Scaling Patterns in Illustrator

There are several ways to scale patterns in Illustrator. This post and the video tutorial below will outline some of the differences and advantages of each.

Just like in Photoshop, scaling in Illustrator falls under the term Transform. Other transformations that can be applied to objects in Illustrator are Rotation, Reflect, and Sheer.

The typical method for scaling patterns in Illustrator is through the scale tool settings. First, apply a pattern fill to an object, then double click the scale tool on the toolbar to open the tool dialog box. You can now choose to only transform the pattern fill by un-checking Object, and checking Pattern in the dialog box. This way, you can scale your pattern by entering a percentage to make it larger or smaller within your object.

You can similarly change the rotation and the shear for your pattern fill by double clicking on the corresponding tool in the toolbar, un-checking Object and checking Pattern to only transform your pattern within your shape.

scaling a pattern fill in Illustrator

Each subsequent object you draw will contain the rotated or scaled pattern fill. To restore the pattern fill to it’s original scaling and rotation, simply select the object and click the pattern fill swatch to reapply the pattern fill.

In Preferences > General (command/control K) you’ll find a checkbox for Transform Pattern Tiles. Uncheck this box to maintain the original scaling and orientation of a pattern fill as you resize and rotate objects.

The Illustrator tutorial above shows the basic method for scaling patterns in Illustrator, along with an alternate method using the tilde (~) key. To utilize this extremely useful shortcut, choose any of the transform tools: Select, Scale, Rotate, Reflect or Shear, and hold down the tilde (~) key while dragging the mouse. This allows you to manually transform your pattern within your object without transforming the object itself. This technique bypasses the dialog boxes that are discussed in the first method. Using Shift with the tilde (~) key allows you to constrain proportions while scaling your pattern.

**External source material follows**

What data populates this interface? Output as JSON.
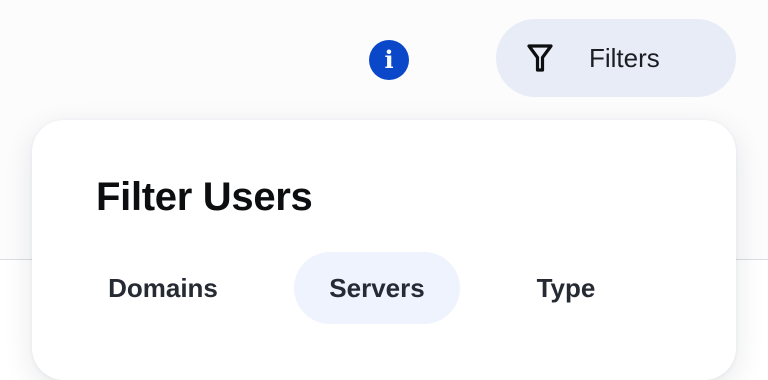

This video is an excerpt from my class Pattern Power for Illustrator CS6. To learn how to make the chevron pattern on this video, visit this post.